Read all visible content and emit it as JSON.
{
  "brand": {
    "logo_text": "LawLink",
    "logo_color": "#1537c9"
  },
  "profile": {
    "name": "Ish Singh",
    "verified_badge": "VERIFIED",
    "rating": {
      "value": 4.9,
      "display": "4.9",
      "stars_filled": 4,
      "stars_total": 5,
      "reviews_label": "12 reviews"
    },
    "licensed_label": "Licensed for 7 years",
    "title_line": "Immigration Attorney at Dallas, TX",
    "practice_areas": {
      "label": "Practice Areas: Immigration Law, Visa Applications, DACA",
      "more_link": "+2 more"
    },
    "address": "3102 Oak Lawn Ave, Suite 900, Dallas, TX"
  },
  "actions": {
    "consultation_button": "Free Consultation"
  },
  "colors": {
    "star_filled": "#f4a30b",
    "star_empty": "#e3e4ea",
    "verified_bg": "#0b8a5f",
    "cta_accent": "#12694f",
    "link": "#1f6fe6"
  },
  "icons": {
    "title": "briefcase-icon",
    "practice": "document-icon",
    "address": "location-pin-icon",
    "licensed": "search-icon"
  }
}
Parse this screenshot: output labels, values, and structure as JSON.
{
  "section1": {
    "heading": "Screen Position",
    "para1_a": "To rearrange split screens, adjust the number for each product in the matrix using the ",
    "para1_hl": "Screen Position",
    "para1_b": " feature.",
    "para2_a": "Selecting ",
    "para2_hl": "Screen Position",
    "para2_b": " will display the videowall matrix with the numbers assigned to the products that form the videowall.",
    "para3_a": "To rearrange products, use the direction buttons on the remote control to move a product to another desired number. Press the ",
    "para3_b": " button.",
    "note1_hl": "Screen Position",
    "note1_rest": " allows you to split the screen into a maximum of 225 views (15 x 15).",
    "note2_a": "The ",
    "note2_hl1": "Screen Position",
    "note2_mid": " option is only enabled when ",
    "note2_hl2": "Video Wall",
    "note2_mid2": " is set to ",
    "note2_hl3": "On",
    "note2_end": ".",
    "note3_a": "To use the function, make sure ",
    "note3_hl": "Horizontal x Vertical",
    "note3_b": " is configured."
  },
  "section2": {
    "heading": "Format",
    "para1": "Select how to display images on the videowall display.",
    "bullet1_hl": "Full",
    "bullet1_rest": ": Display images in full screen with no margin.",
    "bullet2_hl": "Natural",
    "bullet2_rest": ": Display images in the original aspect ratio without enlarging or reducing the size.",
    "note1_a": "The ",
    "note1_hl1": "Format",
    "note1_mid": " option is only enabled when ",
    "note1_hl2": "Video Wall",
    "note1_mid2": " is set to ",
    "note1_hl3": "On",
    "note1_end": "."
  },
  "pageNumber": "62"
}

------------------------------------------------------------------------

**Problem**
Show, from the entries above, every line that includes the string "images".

**Written response**
    "para1": "Select how to display images on the videowall display.",
    "bullet1_rest": ": Display images in full screen with no margin.",
    "bullet2_rest": ": Display images in the original aspect ratio without enlarging or reducing the size.",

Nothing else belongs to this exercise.